Yes, and it often takes the form of impostor syndrome, which can undermine people’s careers. In some instances, careers do not even start because students think they will never have a shot. In other instances, even very established professionals face this self-doubt.

More broadly, people of diverse backgrounds are underrepresented in professional services, including our industry, and especially in the upper ranks. I sit on the New York City Bar’s Diversity Pipeline Initiatives Committee, participate in the New York City Bar’s Associate Leadership Institute, and am a member of the Hispanic Scholarship Fund Advisory Council, and we’re working hard to put that right.

Not just by getting more diverse applicants into colleges, law schools, and ultimately jobs, but by helping diverse professionals make connections, develop skills, and build a lasting career. Only by creating such networks will we be able to lift each other up.

What inspires you to make this kind of work part of your life?

Just an obligation to give back. Life has been good to me, and working to help people from historically disadvantaged groups, especially in pursuing a career where I’ve had some success, feels like a useful way to pay my advantages forward. I want to help anyone who needs it, whatever their background, and I think — given my ethnicity — the Latinx community is where I can make an especially meaningful impact.

Meet Francisco

Office: New York

Hometown: Guadalajara, Mexico

Law School: University of Pennsylvania

Some favorite activities outside work: Getting on my Concept2 and doing a 10K; dancing with my daughter and son; reading (a little bit about everything).

A favorite artist: Jean-Michel Basquiat. As a teenager, I watched a couple biographical dramas about him, and his work and life have fascinated me ever since.

A dream adventure: When I lived in Beijing, I dreamed of taking the Trans-Siberian Railway from Beijing all the way to Moscow, spending some time in West China, and writing about the experience. But I never found the time, and given today’s geopolitical reality, that train has left the station.

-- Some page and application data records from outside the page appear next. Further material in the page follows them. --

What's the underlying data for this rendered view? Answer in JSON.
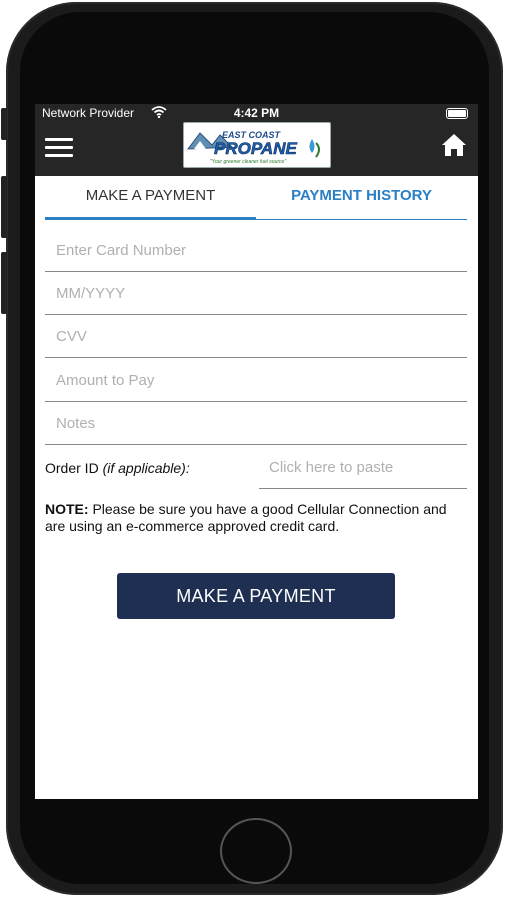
{
  "status_bar": {
    "provider": "Network Provider",
    "time": "4:42 PM"
  },
  "app_bar": {
    "logo_text_top": "EAST COAST",
    "logo_text_main": "PROPANE",
    "logo_tagline": "Your greener cleaner fuel source",
    "menu_icon": "hamburger-menu-icon",
    "home_icon": "home-icon"
  },
  "tabs": [
    {
      "label": "MAKE A PAYMENT",
      "active": true
    },
    {
      "label": "PAYMENT HISTORY",
      "active": false
    }
  ],
  "form": {
    "card_number_placeholder": "Enter Card Number",
    "expiry_placeholder": "MM/YYYY",
    "cvv_placeholder": "CVV",
    "amount_placeholder": "Amount to Pay",
    "notes_placeholder": "Notes",
    "order_label": "Order ID",
    "order_label_italic": "(if applicable):",
    "order_placeholder": "Click here to paste"
  },
  "note": {
    "prefix": "NOTE:",
    "text": " Please be sure you have a good Cellular Connection and are using an e-commerce approved credit card."
  },
  "submit_button": "MAKE A PAYMENT",
  "colors": {
    "accent": "#2a7fc5",
    "button": "#1e2f52",
    "appbar": "#262626"
  }
}
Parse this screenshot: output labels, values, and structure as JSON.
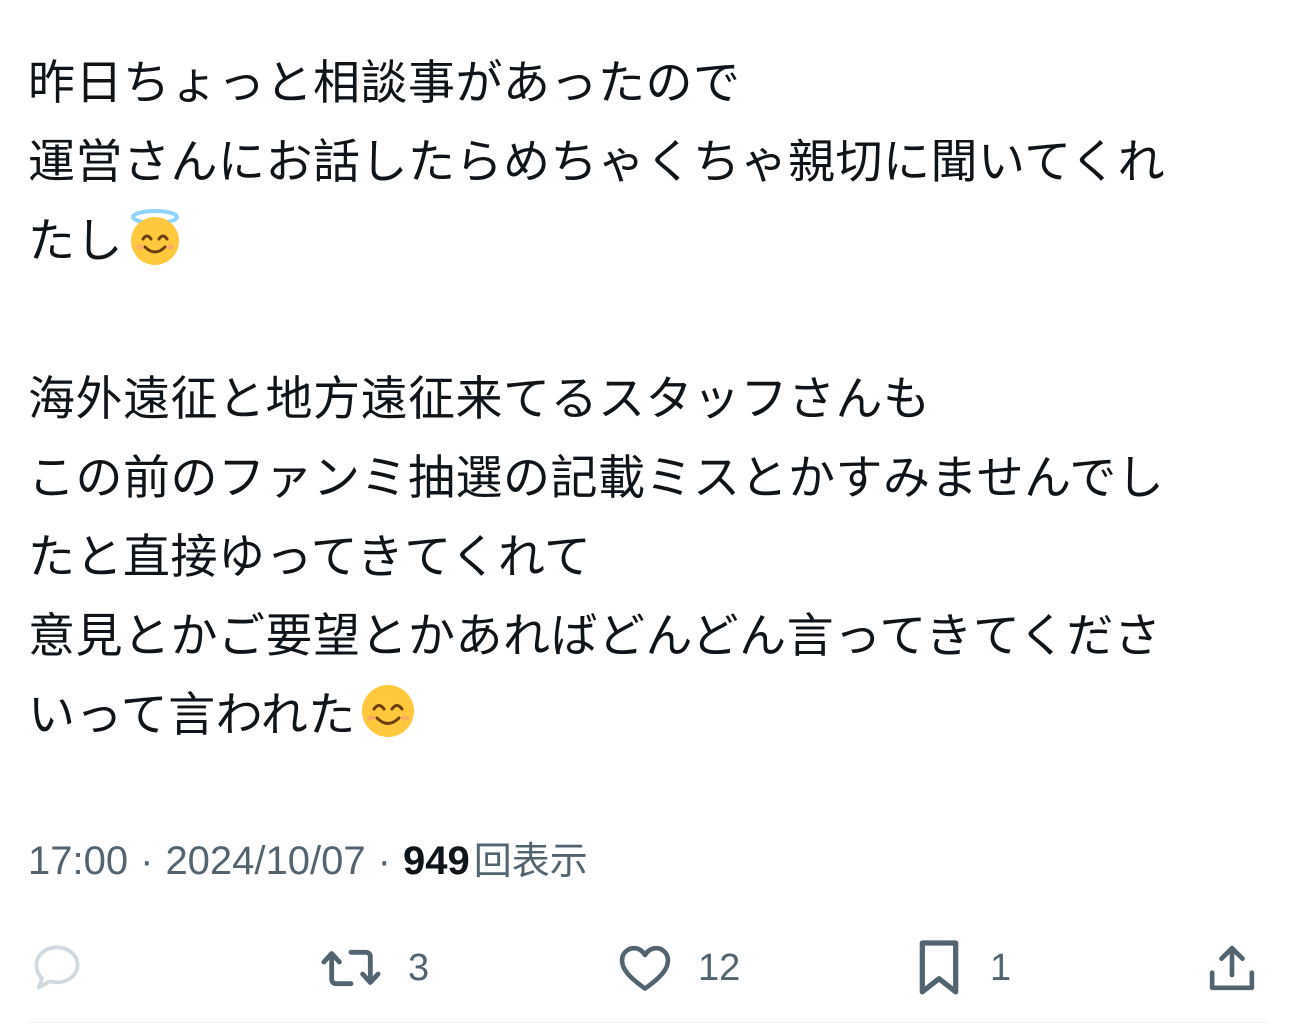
{
  "tweet": {
    "lines": [
      "昨日ちょっと相談事があったので",
      "運営さんにお話したらめちゃくちゃ親切に聞いてくれ",
      "たし",
      "",
      "海外遠征と地方遠征来てるスタッフさんも",
      "この前のファンミ抽選の記載ミスとかすみませんでし",
      "たと直接ゆってきてくれて",
      "意見とかご要望とかあればどんどん言ってきてくださ",
      "いって言われた"
    ],
    "emoji": {
      "line3": "smiling-face-with-halo",
      "line9": "smiling-face-with-smiling-eyes"
    }
  },
  "meta": {
    "time": "17:00",
    "date": "2024/10/07",
    "separator": "·",
    "views_count": "949",
    "views_label": "回表示"
  },
  "actions": {
    "reply_count": "",
    "retweet_count": "3",
    "like_count": "12",
    "bookmark_count": "1"
  },
  "colors": {
    "text": "#0f1419",
    "secondary": "#536471",
    "reply_icon_faded": "#cfd9de",
    "divider": "#eff3f4",
    "emoji_face": "#ffc83d",
    "halo": "#8fd4ff"
  }
}
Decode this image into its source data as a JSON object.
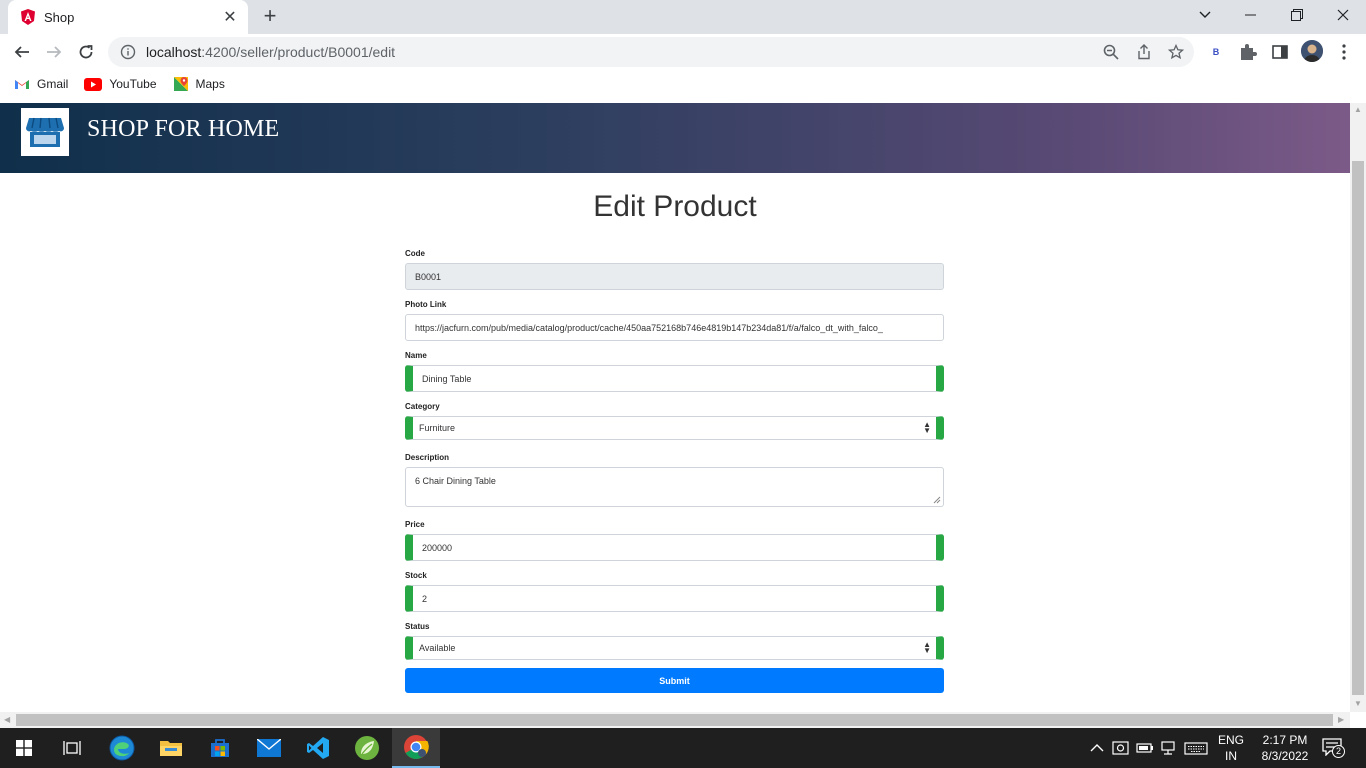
{
  "browser": {
    "tab_title": "Shop",
    "url_host": "localhost",
    "url_rest": ":4200/seller/product/B0001/edit",
    "profile_initial": "B",
    "bookmarks": [
      {
        "label": "Gmail",
        "icon": "gmail-icon"
      },
      {
        "label": "YouTube",
        "icon": "youtube-icon"
      },
      {
        "label": "Maps",
        "icon": "maps-icon"
      }
    ]
  },
  "site": {
    "brand": "SHOP FOR HOME"
  },
  "page": {
    "title": "Edit Product"
  },
  "form": {
    "code_label": "Code",
    "code_value": "B0001",
    "photo_label": "Photo Link",
    "photo_value": "https://jacfurn.com/pub/media/catalog/product/cache/450aa752168b746e4819b147b234da81/f/a/falco_dt_with_falco_",
    "name_label": "Name",
    "name_value": "Dining Table",
    "category_label": "Category",
    "category_value": "Furniture",
    "description_label": "Description",
    "description_value": "6 Chair Dining Table",
    "price_label": "Price",
    "price_value": "200000",
    "stock_label": "Stock",
    "stock_value": "2",
    "status_label": "Status",
    "status_value": "Available",
    "submit_label": "Submit"
  },
  "taskbar": {
    "lang_top": "ENG",
    "lang_bottom": "IN",
    "time": "2:17 PM",
    "date": "8/3/2022",
    "notification_count": "2"
  },
  "colors": {
    "valid": "#28a745",
    "primary": "#007bff",
    "header_start": "#0f2f4a",
    "header_end": "#7c5a88"
  }
}
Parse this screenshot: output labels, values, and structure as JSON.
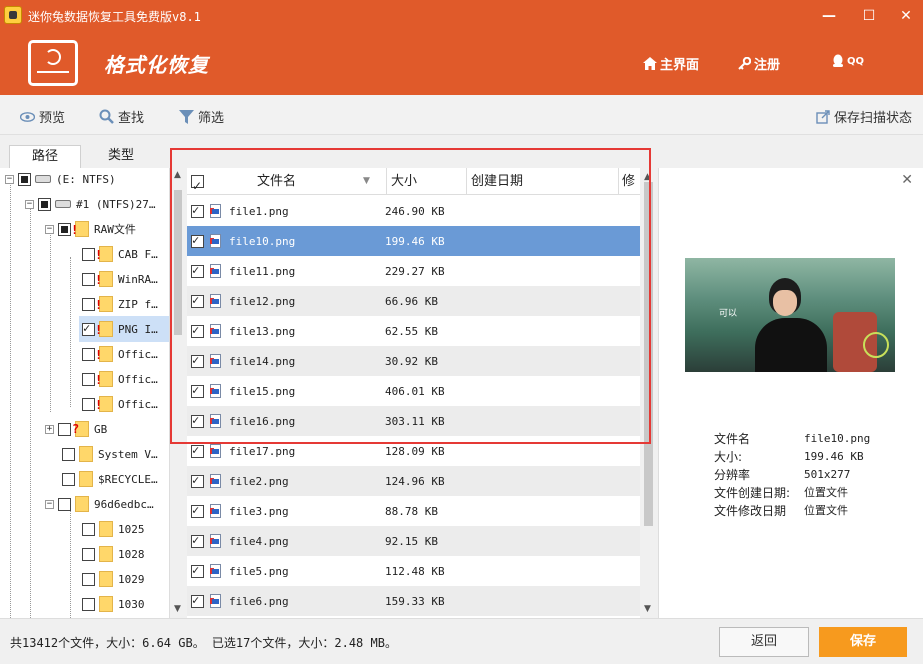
{
  "window": {
    "title": "迷你兔数据恢复工具免费版v8.1",
    "min_label": "—",
    "max_label": "☐",
    "close_label": "✕"
  },
  "header": {
    "title": "格式化恢复",
    "home_label": "主界面",
    "register_label": "注册",
    "qq_label": "QQ"
  },
  "toolbar": {
    "preview_label": "预览",
    "search_label": "查找",
    "filter_label": "筛选",
    "save_scan_label": "保存扫描状态"
  },
  "tabs": {
    "path_label": "路径",
    "type_label": "类型"
  },
  "tree": {
    "items": [
      {
        "label": "(E: NTFS)"
      },
      {
        "label": "#1 (NTFS)27…"
      },
      {
        "label": "RAW文件"
      },
      {
        "label": "CAB F…"
      },
      {
        "label": "WinRA…"
      },
      {
        "label": "ZIP f…"
      },
      {
        "label": "PNG I…"
      },
      {
        "label": "Offic…"
      },
      {
        "label": "Offic…"
      },
      {
        "label": "Offic…"
      },
      {
        "label": "GB"
      },
      {
        "label": "System V…"
      },
      {
        "label": "$RECYCLE…"
      },
      {
        "label": "96d6edbc…"
      },
      {
        "label": "1025"
      },
      {
        "label": "1028"
      },
      {
        "label": "1029"
      },
      {
        "label": "1030"
      }
    ]
  },
  "list": {
    "headers": {
      "name": "文件名",
      "size": "大小",
      "created": "创建日期",
      "modified": "修"
    },
    "rows": [
      {
        "name": "file1.png",
        "size": "246.90 KB"
      },
      {
        "name": "file10.png",
        "size": "199.46 KB"
      },
      {
        "name": "file11.png",
        "size": "229.27 KB"
      },
      {
        "name": "file12.png",
        "size": "66.96 KB"
      },
      {
        "name": "file13.png",
        "size": "62.55 KB"
      },
      {
        "name": "file14.png",
        "size": "30.92 KB"
      },
      {
        "name": "file15.png",
        "size": "406.01 KB"
      },
      {
        "name": "file16.png",
        "size": "303.11 KB"
      },
      {
        "name": "file17.png",
        "size": "128.09 KB"
      },
      {
        "name": "file2.png",
        "size": "124.96 KB"
      },
      {
        "name": "file3.png",
        "size": "88.78 KB"
      },
      {
        "name": "file4.png",
        "size": "92.15 KB"
      },
      {
        "name": "file5.png",
        "size": "112.48 KB"
      },
      {
        "name": "file6.png",
        "size": "159.33 KB"
      }
    ]
  },
  "preview": {
    "close_label": "✕",
    "image_caption": "可以",
    "info": [
      {
        "key": "文件名",
        "value": "file10.png"
      },
      {
        "key": "大小:",
        "value": "199.46 KB"
      },
      {
        "key": "分辨率",
        "value": "501x277"
      },
      {
        "key": "文件创建日期:",
        "value": "位置文件"
      },
      {
        "key": "文件修改日期",
        "value": "位置文件"
      }
    ]
  },
  "status": {
    "text": "共13412个文件，大小：6.64 GB。 已选17个文件，大小：2.48 MB。"
  },
  "buttons": {
    "back_label": "返回",
    "save_label": "保存"
  },
  "colors": {
    "brand": "#e05a2a",
    "selected_row": "#6a9ad6",
    "save_button": "#f79a1e",
    "highlight_box": "#e53935"
  }
}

This information is provided by Vinson & Elkins LLP for educational and informational purposes only and is not intended, nor should it be construed, as legal advice.